» WHAT THE TASK ASKS:
Please copy every record below exactly, leaving out the pictures.

[Interface dataset entries]
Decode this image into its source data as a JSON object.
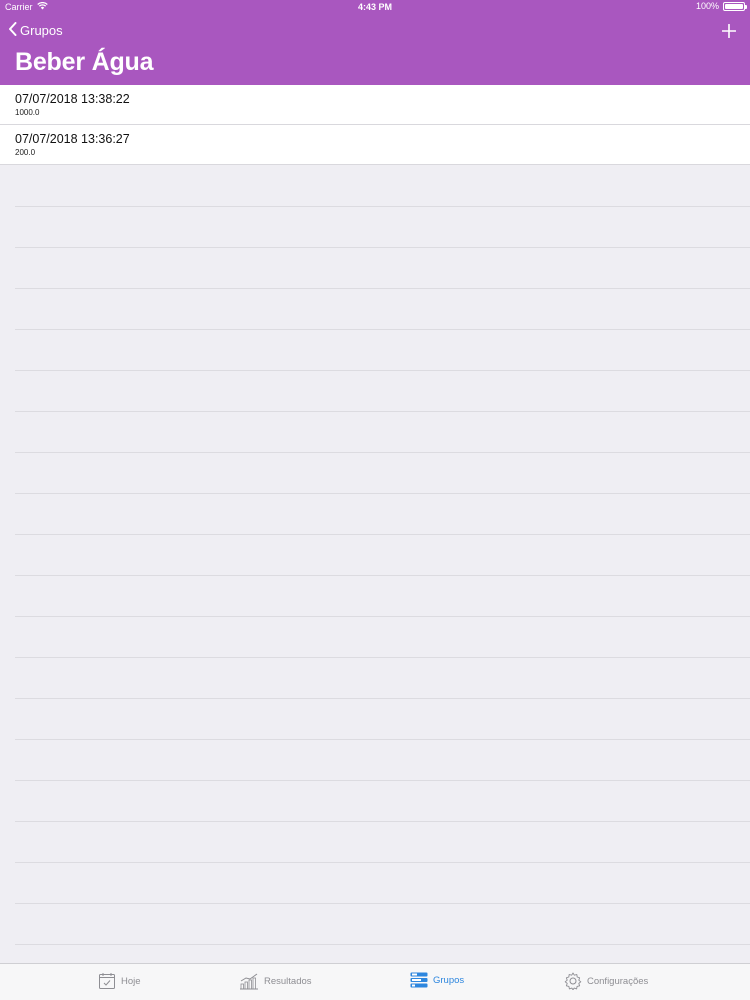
{
  "status_bar": {
    "carrier": "Carrier",
    "time": "4:43 PM",
    "battery": "100%",
    "battery_level": 1.0
  },
  "nav": {
    "back_label": "Grupos",
    "title": "Beber Água",
    "add_icon": "plus-icon"
  },
  "entries": [
    {
      "datetime": "07/07/2018 13:38:22",
      "value": "1000.0"
    },
    {
      "datetime": "07/07/2018 13:36:27",
      "value": "200.0"
    }
  ],
  "tabs": [
    {
      "label": "Hoje",
      "icon": "calendar-check-icon",
      "active": false
    },
    {
      "label": "Resultados",
      "icon": "chart-icon",
      "active": false
    },
    {
      "label": "Grupos",
      "icon": "groups-icon",
      "active": true
    },
    {
      "label": "Configurações",
      "icon": "gear-icon",
      "active": false
    }
  ],
  "colors": {
    "header": "#a957bf",
    "active_tab": "#2d86de",
    "inactive_tab": "#8e8e93",
    "background": "#efeef3"
  }
}
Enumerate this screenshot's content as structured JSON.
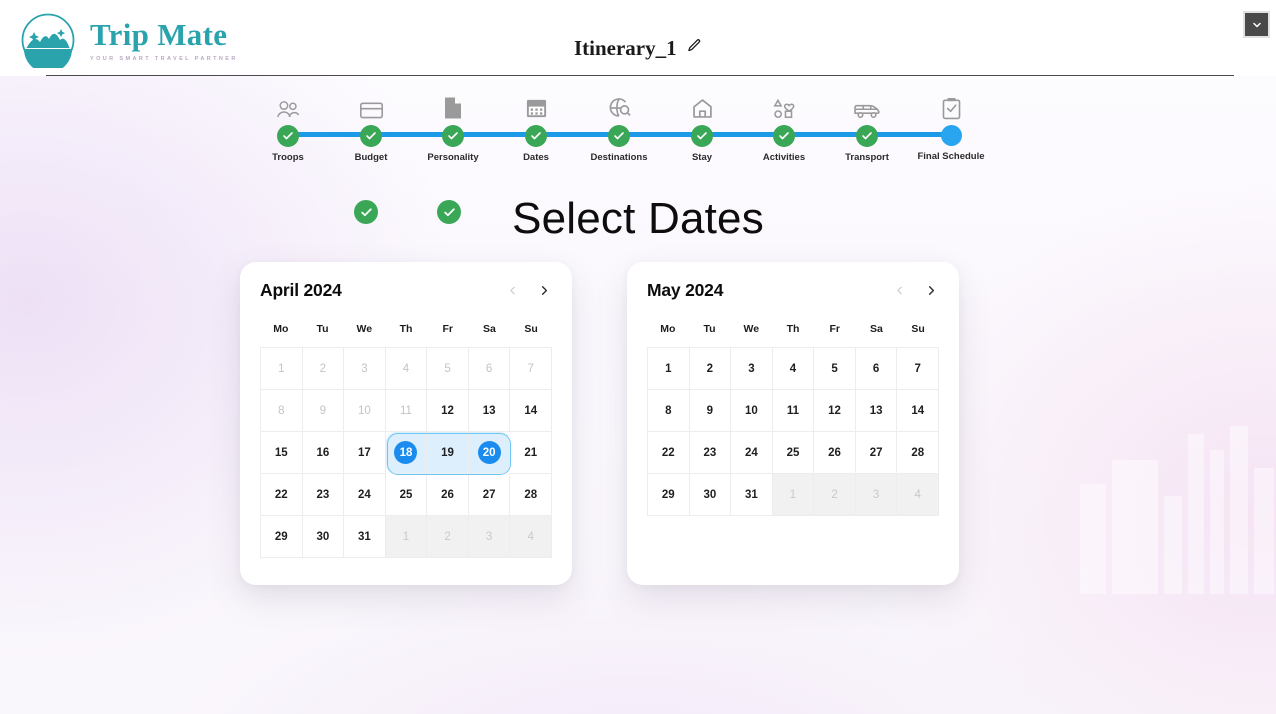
{
  "brand": {
    "title": "Trip Mate",
    "tagline": "YOUR SMART TRAVEL PARTNER",
    "logo_icon": "mountain-circle-logo",
    "accent_color": "#2aa3ad"
  },
  "header": {
    "document_title": "Itinerary_1",
    "edit_icon": "pencil-icon",
    "collapse_icon": "chevron-down-icon"
  },
  "stepper": {
    "line_color": "#1c9ae8",
    "done_color": "#3aa757",
    "active_color": "#29a5f0",
    "steps": [
      {
        "label": "Troops",
        "icon": "people-icon",
        "state": "done"
      },
      {
        "label": "Budget",
        "icon": "credit-card-icon",
        "state": "done"
      },
      {
        "label": "Personality",
        "icon": "document-icon",
        "state": "done"
      },
      {
        "label": "Dates",
        "icon": "calendar-icon",
        "state": "done"
      },
      {
        "label": "Destinations",
        "icon": "globe-search-icon",
        "state": "done"
      },
      {
        "label": "Stay",
        "icon": "home-icon",
        "state": "done"
      },
      {
        "label": "Activities",
        "icon": "shapes-icon",
        "state": "done"
      },
      {
        "label": "Transport",
        "icon": "van-icon",
        "state": "done"
      },
      {
        "label": "Final Schedule",
        "icon": "clipboard-check-icon",
        "state": "active"
      }
    ]
  },
  "main": {
    "page_title": "Select Dates",
    "badges": [
      {
        "icon": "check-circle-icon"
      },
      {
        "icon": "check-circle-icon"
      }
    ]
  },
  "calendars": {
    "weekdays": [
      "Mo",
      "Tu",
      "We",
      "Th",
      "Fr",
      "Sa",
      "Su"
    ],
    "prev_icon": "chevron-left-icon",
    "next_icon": "chevron-right-icon",
    "selection": {
      "start": "2024-04-18",
      "end": "2024-04-20",
      "selected_color": "#1a8cf0",
      "range_color": "#ddeffc"
    },
    "months": [
      {
        "title": "April 2024",
        "prev_enabled": false,
        "next_enabled": true,
        "weeks": [
          [
            {
              "day": 1,
              "state": "muted"
            },
            {
              "day": 2,
              "state": "muted"
            },
            {
              "day": 3,
              "state": "muted"
            },
            {
              "day": 4,
              "state": "muted"
            },
            {
              "day": 5,
              "state": "muted"
            },
            {
              "day": 6,
              "state": "muted"
            },
            {
              "day": 7,
              "state": "muted"
            }
          ],
          [
            {
              "day": 8,
              "state": "muted"
            },
            {
              "day": 9,
              "state": "muted"
            },
            {
              "day": 10,
              "state": "muted"
            },
            {
              "day": 11,
              "state": "muted"
            },
            {
              "day": 12,
              "state": "normal"
            },
            {
              "day": 13,
              "state": "normal"
            },
            {
              "day": 14,
              "state": "normal"
            }
          ],
          [
            {
              "day": 15,
              "state": "normal"
            },
            {
              "day": 16,
              "state": "normal"
            },
            {
              "day": 17,
              "state": "normal"
            },
            {
              "day": 18,
              "state": "selected-start"
            },
            {
              "day": 19,
              "state": "in-range"
            },
            {
              "day": 20,
              "state": "selected-end"
            },
            {
              "day": 21,
              "state": "normal"
            }
          ],
          [
            {
              "day": 22,
              "state": "normal"
            },
            {
              "day": 23,
              "state": "normal"
            },
            {
              "day": 24,
              "state": "normal"
            },
            {
              "day": 25,
              "state": "normal"
            },
            {
              "day": 26,
              "state": "normal"
            },
            {
              "day": 27,
              "state": "normal"
            },
            {
              "day": 28,
              "state": "normal"
            }
          ],
          [
            {
              "day": 29,
              "state": "normal"
            },
            {
              "day": 30,
              "state": "normal"
            },
            {
              "day": 31,
              "state": "normal"
            },
            {
              "day": 1,
              "state": "outside"
            },
            {
              "day": 2,
              "state": "outside"
            },
            {
              "day": 3,
              "state": "outside"
            },
            {
              "day": 4,
              "state": "outside"
            }
          ]
        ]
      },
      {
        "title": "May 2024",
        "prev_enabled": false,
        "next_enabled": true,
        "weeks": [
          [
            {
              "day": 1,
              "state": "normal"
            },
            {
              "day": 2,
              "state": "normal"
            },
            {
              "day": 3,
              "state": "normal"
            },
            {
              "day": 4,
              "state": "normal"
            },
            {
              "day": 5,
              "state": "normal"
            },
            {
              "day": 6,
              "state": "normal"
            },
            {
              "day": 7,
              "state": "normal"
            }
          ],
          [
            {
              "day": 8,
              "state": "normal"
            },
            {
              "day": 9,
              "state": "normal"
            },
            {
              "day": 10,
              "state": "normal"
            },
            {
              "day": 11,
              "state": "normal"
            },
            {
              "day": 12,
              "state": "normal"
            },
            {
              "day": 13,
              "state": "normal"
            },
            {
              "day": 14,
              "state": "normal"
            }
          ],
          [
            {
              "day": 22,
              "state": "normal"
            },
            {
              "day": 23,
              "state": "normal"
            },
            {
              "day": 24,
              "state": "normal"
            },
            {
              "day": 25,
              "state": "normal"
            },
            {
              "day": 26,
              "state": "normal"
            },
            {
              "day": 27,
              "state": "normal"
            },
            {
              "day": 28,
              "state": "normal"
            }
          ],
          [
            {
              "day": 29,
              "state": "normal"
            },
            {
              "day": 30,
              "state": "normal"
            },
            {
              "day": 31,
              "state": "normal"
            },
            {
              "day": 1,
              "state": "outside"
            },
            {
              "day": 2,
              "state": "outside"
            },
            {
              "day": 3,
              "state": "outside"
            },
            {
              "day": 4,
              "state": "outside"
            }
          ]
        ]
      }
    ]
  }
}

» THE COMPLETED TASK:
Decode this image into its source data as a JSON object.
{
  "status_bar": {
    "carrier": "Carrier",
    "time": "4:43 PM",
    "battery": "100%",
    "battery_level": 1.0
  },
  "nav": {
    "back_label": "Grupos",
    "title": "Beber Água",
    "add_icon": "plus-icon"
  },
  "entries": [
    {
      "datetime": "07/07/2018 13:38:22",
      "value": "1000.0"
    },
    {
      "datetime": "07/07/2018 13:36:27",
      "value": "200.0"
    }
  ],
  "tabs": [
    {
      "label": "Hoje",
      "icon": "calendar-check-icon",
      "active": false
    },
    {
      "label": "Resultados",
      "icon": "chart-icon",
      "active": false
    },
    {
      "label": "Grupos",
      "icon": "groups-icon",
      "active": true
    },
    {
      "label": "Configurações",
      "icon": "gear-icon",
      "active": false
    }
  ],
  "colors": {
    "header": "#a957bf",
    "active_tab": "#2d86de",
    "inactive_tab": "#8e8e93",
    "background": "#efeef3"
  }
}
Enumerate this screenshot's content as structured JSON.
{
  "brand": {
    "title": "Trip Mate",
    "tagline": "YOUR SMART TRAVEL PARTNER",
    "logo_icon": "mountain-circle-logo",
    "accent_color": "#2aa3ad"
  },
  "header": {
    "document_title": "Itinerary_1",
    "edit_icon": "pencil-icon",
    "collapse_icon": "chevron-down-icon"
  },
  "stepper": {
    "line_color": "#1c9ae8",
    "done_color": "#3aa757",
    "active_color": "#29a5f0",
    "steps": [
      {
        "label": "Troops",
        "icon": "people-icon",
        "state": "done"
      },
      {
        "label": "Budget",
        "icon": "credit-card-icon",
        "state": "done"
      },
      {
        "label": "Personality",
        "icon": "document-icon",
        "state": "done"
      },
      {
        "label": "Dates",
        "icon": "calendar-icon",
        "state": "done"
      },
      {
        "label": "Destinations",
        "icon": "globe-search-icon",
        "state": "done"
      },
      {
        "label": "Stay",
        "icon": "home-icon",
        "state": "done"
      },
      {
        "label": "Activities",
        "icon": "shapes-icon",
        "state": "done"
      },
      {
        "label": "Transport",
        "icon": "van-icon",
        "state": "done"
      },
      {
        "label": "Final Schedule",
        "icon": "clipboard-check-icon",
        "state": "active"
      }
    ]
  },
  "main": {
    "page_title": "Select Dates",
    "badges": [
      {
        "icon": "check-circle-icon"
      },
      {
        "icon": "check-circle-icon"
      }
    ]
  },
  "calendars": {
    "weekdays": [
      "Mo",
      "Tu",
      "We",
      "Th",
      "Fr",
      "Sa",
      "Su"
    ],
    "prev_icon": "chevron-left-icon",
    "next_icon": "chevron-right-icon",
    "selection": {
      "start": "2024-04-18",
      "end": "2024-04-20",
      "selected_color": "#1a8cf0",
      "range_color": "#ddeffc"
    },
    "months": [
      {
        "title": "April 2024",
        "prev_enabled": false,
        "next_enabled": true,
        "weeks": [
          [
            {
              "day": 1,
              "state": "muted"
            },
            {
              "day": 2,
              "state": "muted"
            },
            {
              "day": 3,
              "state": "muted"
            },
            {
              "day": 4,
              "state": "muted"
            },
            {
              "day": 5,
              "state": "muted"
            },
            {
              "day": 6,
              "state": "muted"
            },
            {
              "day": 7,
              "state": "muted"
            }
          ],
          [
            {
              "day": 8,
              "state": "muted"
            },
            {
              "day": 9,
              "state": "muted"
            },
            {
              "day": 10,
              "state": "muted"
            },
            {
              "day": 11,
              "state": "muted"
            },
            {
              "day": 12,
              "state": "normal"
            },
            {
              "day": 13,
              "state": "normal"
            },
            {
              "day": 14,
              "state": "normal"
            }
          ],
          [
            {
              "day": 15,
              "state": "normal"
            },
            {
              "day": 16,
              "state": "normal"
            },
            {
              "day": 17,
              "state": "normal"
            },
            {
              "day": 18,
              "state": "selected-start"
            },
            {
              "day": 19,
              "state": "in-range"
            },
            {
              "day": 20,
              "state": "selected-end"
            },
            {
              "day": 21,
              "state": "normal"
            }
          ],
          [
            {
              "day": 22,
              "state": "normal"
            },
            {
              "day": 23,
              "state": "normal"
            },
            {
              "day": 24,
              "state": "normal"
            },
            {
              "day": 25,
              "state": "normal"
            },
            {
              "day": 26,
              "state": "normal"
            },
            {
              "day": 27,
              "state": "normal"
            },
            {
              "day": 28,
              "state": "normal"
            }
          ],
          [
            {
              "day": 29,
              "state": "normal"
            },
            {
              "day": 30,
              "state": "normal"
            },
            {
              "day": 31,
              "state": "normal"
            },
            {
              "day": 1,
              "state": "outside"
            },
            {
              "day": 2,
              "state": "outside"
            },
            {
              "day": 3,
              "state": "outside"
            },
            {
              "day": 4,
              "state": "outside"
            }
          ]
        ]
      },
      {
        "title": "May 2024",
        "prev_enabled": false,
        "next_enabled": true,
        "weeks": [
          [
            {
              "day": 1,
              "state": "normal"
            },
            {
              "day": 2,
              "state": "normal"
            },
            {
              "day": 3,
              "state": "normal"
            },
            {
              "day": 4,
              "state": "normal"
            },
            {
              "day": 5,
              "state": "normal"
            },
            {
              "day": 6,
              "state": "normal"
            },
            {
              "day": 7,
              "state": "normal"
            }
          ],
          [
            {
              "day": 8,
              "state": "normal"
            },
            {
              "day": 9,
              "state": "normal"
            },
            {
              "day": 10,
              "state": "normal"
            },
            {
              "day": 11,
              "state": "normal"
            },
            {
              "day": 12,
              "state": "normal"
            },
            {
              "day": 13,
              "state": "normal"
            },
            {
              "day": 14,
              "state": "normal"
            }
          ],
          [
            {
              "day": 22,
              "state": "normal"
            },
            {
              "day": 23,
              "state": "normal"
            },
            {
              "day": 24,
              "state": "normal"
            },
            {
              "day": 25,
              "state": "normal"
            },
            {
              "day": 26,
              "state": "normal"
            },
            {
              "day": 27,
              "state": "normal"
            },
            {
              "day": 28,
              "state": "normal"
            }
          ],
          [
            {
              "day": 29,
              "state": "normal"
            },
            {
              "day": 30,
              "state": "normal"
            },
            {
              "day": 31,
              "state": "normal"
            },
            {
              "day": 1,
              "state": "outside"
            },
            {
              "day": 2,
              "state": "outside"
            },
            {
              "day": 3,
              "state": "outside"
            },
            {
              "day": 4,
              "state": "outside"
            }
          ]
        ]
      }
    ]
  }
}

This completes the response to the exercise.